──────── Dataset records

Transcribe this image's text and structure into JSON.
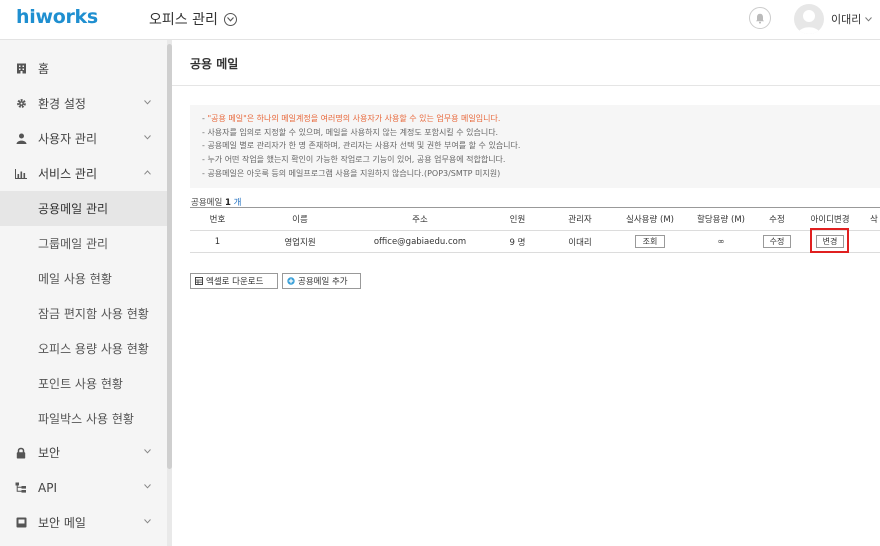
{
  "app": {
    "logo": "hiworks",
    "office_menu": "오피스 관리",
    "user_name": "이대리"
  },
  "sidebar": {
    "items": [
      {
        "label": "홈"
      },
      {
        "label": "환경 설정"
      },
      {
        "label": "사용자 관리"
      },
      {
        "label": "서비스 관리"
      },
      {
        "label": "보안"
      },
      {
        "label": "API"
      },
      {
        "label": "보안 메일"
      }
    ],
    "service_sub": [
      {
        "label": "공용메일 관리",
        "active": true
      },
      {
        "label": "그룹메일 관리"
      },
      {
        "label": "메일 사용 현황"
      },
      {
        "label": "잠금 편지함 사용 현황"
      },
      {
        "label": "오피스 용량 사용 현황"
      },
      {
        "label": "포인트 사용 현황"
      },
      {
        "label": "파일박스 사용 현황"
      }
    ]
  },
  "page": {
    "title": "공용 메일",
    "notice": {
      "line1_highlight": "\"공용 메일\"은 하나의 메일계정을 여러명의 사용자가 사용할 수 있는 업무용 메일입니다.",
      "line2": "사용자를 임의로 지정할 수 있으며, 메일을 사용하지 않는 계정도 포함시킬 수 있습니다.",
      "line3": "공용메일 별로 관리자가 한 명 존재하며, 관리자는 사용자 선택 및 권한 부여를 할 수 있습니다.",
      "line4": "누가 어떤 작업을 했는지 확인이 가능한 작업로그 기능이 있어, 공용 업무용에 적합합니다.",
      "line5": "공용메일은 아웃룩 등의 메일프로그램 사용을 지원하지 않습니다.(POP3/SMTP 미지원)"
    },
    "count": {
      "label": "공용메일",
      "value": "1",
      "unit": "개"
    },
    "table": {
      "headers": {
        "no": "번호",
        "name": "이름",
        "address": "주소",
        "members": "인원",
        "manager": "관리자",
        "actual": "실사용량 (M)",
        "quota": "할당용량 (M)",
        "edit": "수정",
        "id_change": "아이디변경",
        "delete": "삭"
      },
      "rows": [
        {
          "no": "1",
          "name": "영업지원",
          "address": "office@gabiaedu.com",
          "members": "9 명",
          "manager": "이대리",
          "actual_btn": "조회",
          "quota": "∞",
          "edit_btn": "수정",
          "id_change_btn": "변경"
        }
      ]
    },
    "actions": {
      "excel": "엑셀로 다운로드",
      "add": "공용메일 추가"
    }
  }
}
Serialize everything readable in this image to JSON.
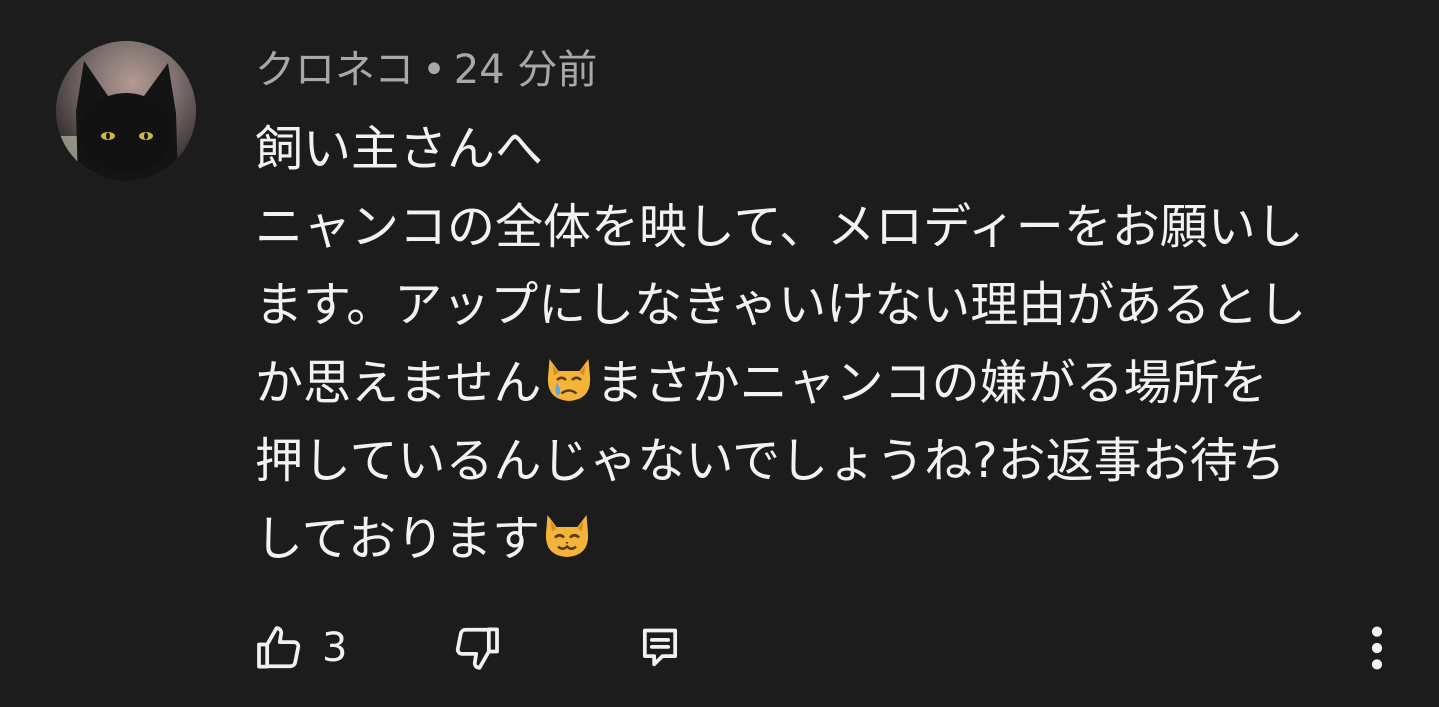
{
  "comment": {
    "author": "クロネコ",
    "separator": "•",
    "time": "24 分前",
    "lines": [
      {
        "segments": [
          {
            "text": "飼い主さんへ"
          }
        ]
      },
      {
        "segments": [
          {
            "text": "ニャンコの全体を映して、メロディーをお願いし"
          }
        ]
      },
      {
        "segments": [
          {
            "text": "ます。アップにしなきゃいけない理由があるとし"
          }
        ]
      },
      {
        "segments": [
          {
            "text": "か思えません"
          },
          {
            "emoji": "crying-cat-emoji"
          },
          {
            "text": "まさかニャンコの嫌がる場所を"
          }
        ]
      },
      {
        "segments": [
          {
            "text": "押しているんじゃないでしょうね?お返事お待ち"
          }
        ]
      },
      {
        "segments": [
          {
            "text": "しております"
          },
          {
            "emoji": "smiling-cat-emoji"
          }
        ]
      }
    ],
    "like_count": "3"
  },
  "icons": {
    "like": "thumbs-up-icon",
    "dislike": "thumbs-down-icon",
    "reply": "reply-comment-icon",
    "more": "more-vertical-icon"
  },
  "colors": {
    "background": "#1c1c1c",
    "text": "#f1f1f1",
    "meta": "#a8a8a8"
  }
}
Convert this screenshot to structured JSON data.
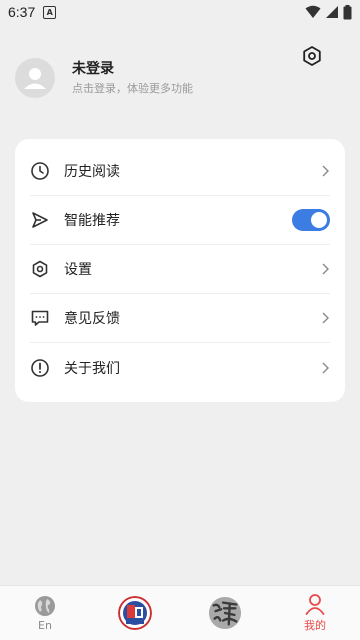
{
  "status_bar": {
    "time": "6:37",
    "notification_glyph": "A",
    "icons": [
      "wifi-icon",
      "signal-icon",
      "battery-icon"
    ]
  },
  "header": {
    "settings_icon": "gear-icon"
  },
  "profile": {
    "name": "未登录",
    "hint": "点击登录，体验更多功能",
    "avatar_icon": "user-icon"
  },
  "menu": {
    "items": [
      {
        "label": "历史阅读",
        "icon": "clock-icon",
        "control": "chevron"
      },
      {
        "label": "智能推荐",
        "icon": "send-icon",
        "control": "toggle",
        "toggle_on": true
      },
      {
        "label": "设置",
        "icon": "gear-icon",
        "control": "chevron"
      },
      {
        "label": "意见反馈",
        "icon": "message-icon",
        "control": "chevron"
      },
      {
        "label": "关于我们",
        "icon": "info-icon",
        "control": "chevron"
      }
    ]
  },
  "bottom_nav": {
    "items": [
      {
        "label": "En",
        "icon": "globe-icon",
        "active": false
      },
      {
        "label": "",
        "icon": "badge-logo-icon",
        "active": false
      },
      {
        "label": "",
        "icon": "calligraphy-logo-icon",
        "active": false
      },
      {
        "label": "我的",
        "icon": "person-icon",
        "active": true
      }
    ]
  },
  "colors": {
    "background": "#efefef",
    "card": "#ffffff",
    "accent": "#3b7de3",
    "active_tab": "#e84a4a"
  }
}
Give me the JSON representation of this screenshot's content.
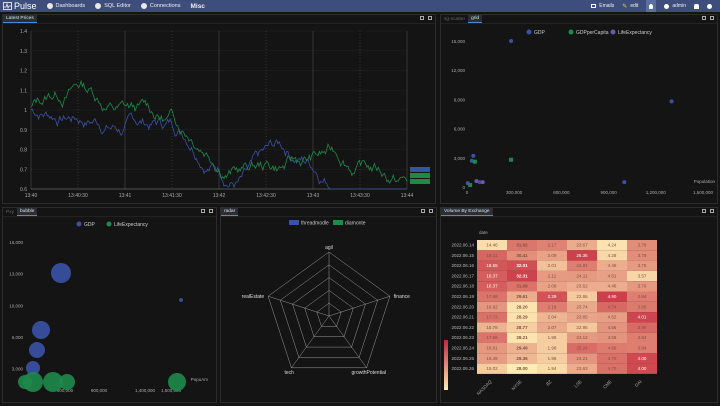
{
  "app": {
    "name": "Pulse"
  },
  "nav": [
    {
      "label": "Dashboards",
      "icon": "dashboard-icon"
    },
    {
      "label": "SQL Editor",
      "icon": "database-icon"
    },
    {
      "label": "Connections",
      "icon": "plug-icon"
    },
    {
      "label": "Misc",
      "icon": ""
    }
  ],
  "topright": {
    "emails": "Emails",
    "edit": "edit",
    "admin": "admin"
  },
  "panels": {
    "latest": {
      "tab": "Latest Prices"
    },
    "gdp": {
      "tabs": [
        "sg-scatter",
        "grid"
      ]
    },
    "bubble": {
      "tabs": [
        "Pxy",
        "bubble"
      ]
    },
    "radar": {
      "tab": "radar"
    },
    "volume": {
      "tab": "Volume By Exchange"
    }
  },
  "chart_data": [
    {
      "type": "line",
      "title": "Latest Prices",
      "x": [
        "13:40",
        "13:40:30",
        "13:41",
        "13:41:30",
        "13:42",
        "13:42:30",
        "13:43",
        "13:43:30",
        "13:44"
      ],
      "ylim": [
        0.6,
        1.4
      ],
      "yticks": [
        "1.4",
        "1.3",
        "1.2",
        "1.1",
        "1",
        "0.9",
        "0.8",
        "0.7",
        "0.6"
      ],
      "series": [
        {
          "name": "",
          "color": "#3a52a6"
        },
        {
          "name": "",
          "color": "#1e8a4a"
        }
      ]
    },
    {
      "type": "scatter",
      "legend": [
        "GDP",
        "GDPperCapita",
        "LifeExpectancy"
      ],
      "yticks": [
        "15,000",
        "12,000",
        "9,000",
        "6,000",
        "3,000",
        "0"
      ],
      "xticks": [
        "0",
        "300,000",
        "600,000",
        "900,000",
        "1,200,000",
        "1,500,000"
      ],
      "xlabel": "Population",
      "points": [
        {
          "x": 5000,
          "y": 400,
          "s": "GDP"
        },
        {
          "x": 30000,
          "y": 2700,
          "s": "GDP"
        },
        {
          "x": 40000,
          "y": 3200,
          "s": "GDP"
        },
        {
          "x": 50000,
          "y": 2600,
          "s": "GDPperCapita"
        },
        {
          "x": 60000,
          "y": 600,
          "s": "LifeExpectancy"
        },
        {
          "x": 20000,
          "y": 200,
          "s": "GDPperCapita"
        },
        {
          "x": 280000,
          "y": 15000,
          "s": "GDP"
        },
        {
          "x": 280000,
          "y": 2800,
          "s": "GDPperCapita"
        },
        {
          "x": 1300000,
          "y": 8800,
          "s": "GDP"
        },
        {
          "x": 1000000,
          "y": 500,
          "s": "GDP"
        },
        {
          "x": 80000,
          "y": 500,
          "s": "GDP"
        },
        {
          "x": 100000,
          "y": 500,
          "s": "LifeExpectancy"
        }
      ]
    },
    {
      "type": "scatter",
      "legend": [
        "GDP",
        "LifeExpectancy"
      ],
      "yticks": [
        "16,000",
        "13,000",
        "10,000",
        "6,000",
        "3,000"
      ],
      "xticks": [
        "600,000",
        "900,000",
        "1,400,000",
        "1,500,000"
      ],
      "xlabel": "PopuAm"
    },
    {
      "type": "radar",
      "legend": [
        "threadmodle",
        "diamonte"
      ],
      "axes": [
        "agil",
        "finance",
        "growthPotential",
        "tech",
        "realEstate"
      ]
    },
    {
      "type": "heatmap",
      "title": "Volume By Exchange",
      "ylabel": "date",
      "columns": [
        "NASDAQ",
        "NYSE",
        "BZ",
        "LSE",
        "CME",
        "DAI"
      ],
      "rows": [
        {
          "date": "2022.06.14",
          "v": [
            "14.46",
            "31.02",
            "2.17",
            "23.67",
            "4.24",
            "3.79"
          ]
        },
        {
          "date": "2022.06.15",
          "v": [
            "18.11",
            "30.41",
            "2.09",
            "26.36",
            "4.28",
            "3.79"
          ]
        },
        {
          "date": "2022.06.16",
          "v": [
            "18.55",
            "32.01",
            "2.01",
            "24.81",
            "4.46",
            "3.75"
          ]
        },
        {
          "date": "2022.06.17",
          "v": [
            "18.37",
            "32.31",
            "2.11",
            "24.11",
            "4.51",
            "3.57"
          ]
        },
        {
          "date": "2022.06.18",
          "v": [
            "18.37",
            "31.09",
            "2.09",
            "23.62",
            "4.46",
            "3.76"
          ]
        },
        {
          "date": "2022.06.19",
          "v": [
            "17.68",
            "29.61",
            "2.29",
            "22.86",
            "4.90",
            "3.84"
          ]
        },
        {
          "date": "2022.06.20",
          "v": [
            "16.62",
            "28.20",
            "2.18",
            "23.74",
            "4.74",
            "3.85"
          ]
        },
        {
          "date": "2022.06.21",
          "v": [
            "17.72",
            "28.29",
            "2.04",
            "23.85",
            "4.52",
            "4.01"
          ]
        },
        {
          "date": "2022.06.22",
          "v": [
            "15.78",
            "28.77",
            "2.07",
            "22.95",
            "4.56",
            "3.90"
          ]
        },
        {
          "date": "2022.06.23",
          "v": [
            "17.66",
            "28.21",
            "1.98",
            "24.12",
            "4.56",
            "3.84"
          ]
        },
        {
          "date": "2022.06.24",
          "v": [
            "16.61",
            "29.49",
            "1.98",
            "25.24",
            "4.66",
            "3.84"
          ]
        },
        {
          "date": "2022.06.25",
          "v": [
            "16.49",
            "29.36",
            "1.98",
            "24.21",
            "4.70",
            "4.00"
          ]
        },
        {
          "date": "2022.06.26",
          "v": [
            "15.02",
            "28.00",
            "1.94",
            "23.63",
            "4.70",
            "4.00"
          ]
        }
      ]
    }
  ]
}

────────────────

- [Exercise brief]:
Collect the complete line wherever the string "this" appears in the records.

- [Solution]:
Transcribe this image's text and structure into JSON.
Serialize everything readable in this image to JSON.
Convert this screenshot to structured JSON data.
Give me the JSON representation of this screenshot's content.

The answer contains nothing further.